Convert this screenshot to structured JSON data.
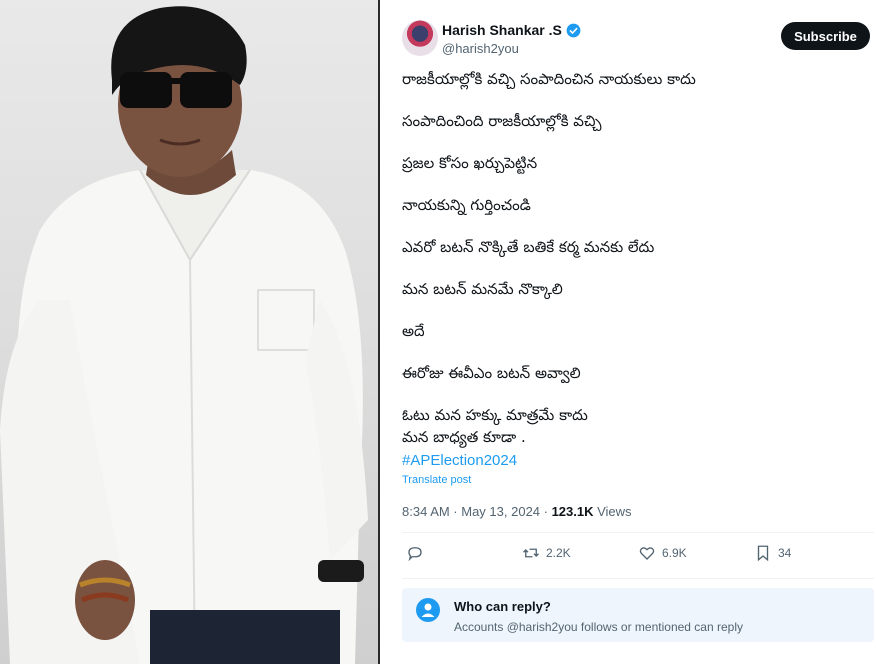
{
  "photo": {
    "alt_icon": "person-photo"
  },
  "tweet": {
    "author": {
      "name": "Harish Shankar .S",
      "handle": "@harish2you",
      "verified_icon": "verified-badge-icon"
    },
    "subscribe_label": "Subscribe",
    "lines": [
      "రాజకీయాల్లోకి వచ్చి సంపాదించిన నాయకులు కాదు",
      "సంపాదించింది రాజకీయాల్లోకి వచ్చి",
      "ప్రజల కోసం ఖర్చుపెట్టిన",
      " నాయకున్ని గుర్తించండి",
      "ఎవరో బటన్ నొక్కితే బతికే కర్మ మనకు లేదు",
      "మన బటన్ మనమే  నొక్కాలి",
      "అదే",
      "ఈరోజు ఈవీఎం బటన్ అవ్వాలి",
      "ఓటు మన హక్కు మాత్రమే కాదు",
      "మన బాధ్యత కూడా ."
    ],
    "hashtag": "#APElection2024",
    "translate_label": "Translate post",
    "timestamp": "8:34 AM · May 13, 2024 · ",
    "views_count": "123.1K",
    "views_label": " Views",
    "actions": {
      "reply_icon": "comment-icon",
      "retweet_icon": "retweet-icon",
      "retweets": "2.2K",
      "like_icon": "heart-icon",
      "likes": "6.9K",
      "bookmark_icon": "bookmark-icon",
      "bookmarks": "34"
    },
    "who_can_reply": {
      "title": "Who can reply?",
      "subtitle": "Accounts @harish2you follows or mentioned can reply",
      "icon": "person-icon"
    }
  },
  "colors": {
    "link": "#1d9bf0",
    "text": "#0f1419",
    "muted": "#536471",
    "reply_bg": "#eef5fc"
  }
}
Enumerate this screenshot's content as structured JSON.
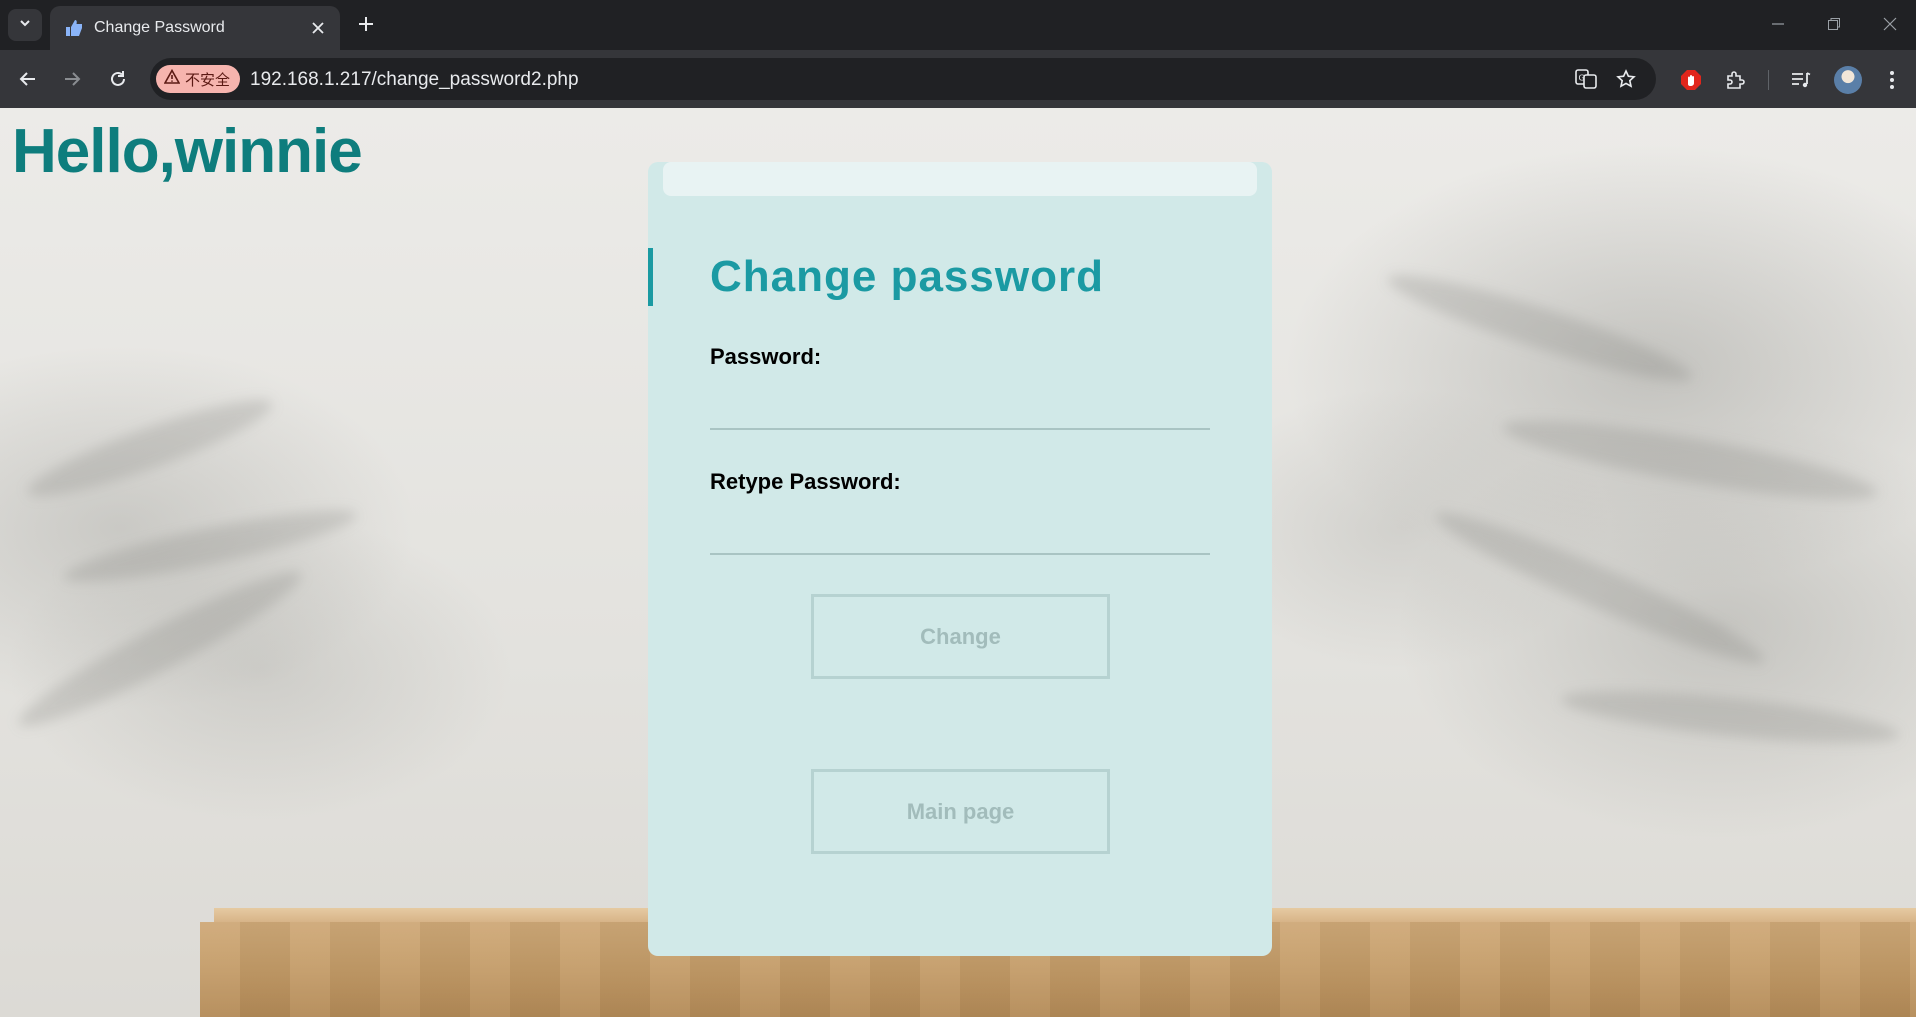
{
  "browser": {
    "tab_title": "Change Password",
    "security_label": "不安全",
    "url": "192.168.1.217/change_password2.php"
  },
  "page": {
    "greeting": "Hello,winnie",
    "form": {
      "title": "Change password",
      "password_label": "Password:",
      "password_value": "",
      "retype_label": "Retype Password:",
      "retype_value": "",
      "change_button": "Change",
      "main_page_button": "Main page"
    }
  },
  "colors": {
    "accent": "#1b9aa3",
    "greeting": "#0e7d7d",
    "card": "#d1e9e8"
  }
}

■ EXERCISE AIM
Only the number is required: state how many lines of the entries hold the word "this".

■ RESULT OF THE TASK
2